South Park Blocks
This stretch of the downtown area came to fruition in 1852, when its land was donated for public use by Daniel H. Lownsdale and William W. Chapman. The park became the first officially-designated greenspace in Portland.
Today, the park runs on Park Avenue, bisecting the street into one-way lanes and creating a green space in the middle. You can stroll here to see the plentiful public art—you'll find a different work on each block—and spot monuments honoring important American figures. If you're adding South Park Blocks to a wider itinerary exploring Portland, you can make several stops in a day if you book a hop-on hop-off bus tour. You can also learn more as you explore with a small-group walking tour or bike tour.
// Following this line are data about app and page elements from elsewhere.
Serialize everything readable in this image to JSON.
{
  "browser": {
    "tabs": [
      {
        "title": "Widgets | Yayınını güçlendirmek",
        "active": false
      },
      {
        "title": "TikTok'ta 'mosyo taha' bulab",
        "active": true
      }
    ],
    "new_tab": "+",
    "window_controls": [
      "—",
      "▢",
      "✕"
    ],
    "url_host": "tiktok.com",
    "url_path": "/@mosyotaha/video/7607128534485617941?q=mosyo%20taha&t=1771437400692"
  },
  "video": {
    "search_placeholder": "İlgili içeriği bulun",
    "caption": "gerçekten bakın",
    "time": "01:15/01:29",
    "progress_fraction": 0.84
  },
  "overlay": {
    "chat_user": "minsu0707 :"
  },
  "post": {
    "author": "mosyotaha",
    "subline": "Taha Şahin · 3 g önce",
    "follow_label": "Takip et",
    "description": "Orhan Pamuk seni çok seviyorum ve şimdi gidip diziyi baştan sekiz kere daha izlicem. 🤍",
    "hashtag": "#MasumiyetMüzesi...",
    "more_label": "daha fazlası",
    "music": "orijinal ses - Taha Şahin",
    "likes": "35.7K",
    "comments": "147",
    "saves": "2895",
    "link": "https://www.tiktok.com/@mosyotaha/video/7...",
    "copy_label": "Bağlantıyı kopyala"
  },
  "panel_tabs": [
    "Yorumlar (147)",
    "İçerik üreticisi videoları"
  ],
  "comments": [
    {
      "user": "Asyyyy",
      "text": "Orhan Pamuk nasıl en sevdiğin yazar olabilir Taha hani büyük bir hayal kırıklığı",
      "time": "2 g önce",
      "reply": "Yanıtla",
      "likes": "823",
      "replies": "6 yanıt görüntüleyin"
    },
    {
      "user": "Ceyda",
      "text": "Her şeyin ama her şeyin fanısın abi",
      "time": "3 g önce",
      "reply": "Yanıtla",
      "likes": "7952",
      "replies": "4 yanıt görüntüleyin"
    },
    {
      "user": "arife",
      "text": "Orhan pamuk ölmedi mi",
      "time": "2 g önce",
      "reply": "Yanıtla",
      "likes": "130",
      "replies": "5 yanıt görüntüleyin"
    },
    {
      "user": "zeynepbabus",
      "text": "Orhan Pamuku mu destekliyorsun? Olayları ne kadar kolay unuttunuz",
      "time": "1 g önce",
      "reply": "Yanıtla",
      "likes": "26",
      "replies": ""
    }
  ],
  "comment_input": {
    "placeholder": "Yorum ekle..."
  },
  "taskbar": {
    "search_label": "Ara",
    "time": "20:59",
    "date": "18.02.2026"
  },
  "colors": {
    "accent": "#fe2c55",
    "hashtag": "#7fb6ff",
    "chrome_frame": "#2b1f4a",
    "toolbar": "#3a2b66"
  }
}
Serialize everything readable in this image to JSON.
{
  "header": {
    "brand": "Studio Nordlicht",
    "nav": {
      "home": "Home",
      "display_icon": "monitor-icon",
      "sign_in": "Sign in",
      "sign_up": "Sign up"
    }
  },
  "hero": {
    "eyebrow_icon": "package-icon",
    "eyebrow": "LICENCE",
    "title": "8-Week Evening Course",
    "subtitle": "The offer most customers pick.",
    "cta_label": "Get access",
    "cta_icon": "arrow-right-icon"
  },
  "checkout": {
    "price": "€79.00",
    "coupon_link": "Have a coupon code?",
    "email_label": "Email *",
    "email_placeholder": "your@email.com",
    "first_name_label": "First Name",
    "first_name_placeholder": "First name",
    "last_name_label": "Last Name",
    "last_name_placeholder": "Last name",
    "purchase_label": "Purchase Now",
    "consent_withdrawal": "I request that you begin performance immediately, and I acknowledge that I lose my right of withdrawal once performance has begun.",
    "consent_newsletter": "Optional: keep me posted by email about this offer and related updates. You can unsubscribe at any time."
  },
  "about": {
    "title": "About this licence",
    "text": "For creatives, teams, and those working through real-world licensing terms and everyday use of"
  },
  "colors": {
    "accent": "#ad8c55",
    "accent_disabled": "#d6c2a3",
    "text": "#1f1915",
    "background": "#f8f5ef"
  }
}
Things to know before you go
- Foodies should visit the farmers' market here, located between SW College and Montgomery.
- You pass several historic churches on South Park Blocks, including the gothic-style First Congregational United and gothic revival St. James Lutheran Church.
- Don't miss the art, including the park's monuments depicting Theodore Roosevelt and Abraham Lincoln.
How to get there
Though hop-on hop-off tours and some private sightseeing excursions visit this stretch of Park Avenue, independent travelers can easily take public transit. Hop on the Portland Streetcar A Loop or NS Line to the SW Park & Mill stop. You can also take the B Line and disembark at SW Park & Market.
When to get there
You should add the park to your downtown itinerary, and stop by as a break between other activities. To visit the farmers’ market, visit on Saturdays—rain or shine—or stop by in the evening before a concert at the Arlene Schnitzer Concert Hall. Expect warmer weather over the summer months, and more rain and chilly weather in winter.
Visiting the Portland Art Museum
Along the stretch of South Park Blocks, you can find the Portland Art Museum. Break on your walk along SW Park Avenue to check out the galleries here. In the 50,000-piece permanent collection, you can find American Indian art objects alongside decorative arts, graphic arts, and more. The museum is typically open Tuesday through Sunday—look out for free entry offers on the first Thursday of the month.
- Powell’s City of Books
- Portland Steel Bridge
- Portland Pearl District
- Pioneer Square
- Portland Chinatown
- Lan Su Chinese Garden
- Portland Art Museum
- International Rose Test Garden
- Portland Japanese Garden
- Oregon Museum of Science and Industry (OMSI)
- Oregon Rail Heritage Center (ORHC)
- Pittock Mansion
- Hoyt Arboretum
- North Mississippi Avenue
- Oregon Zoo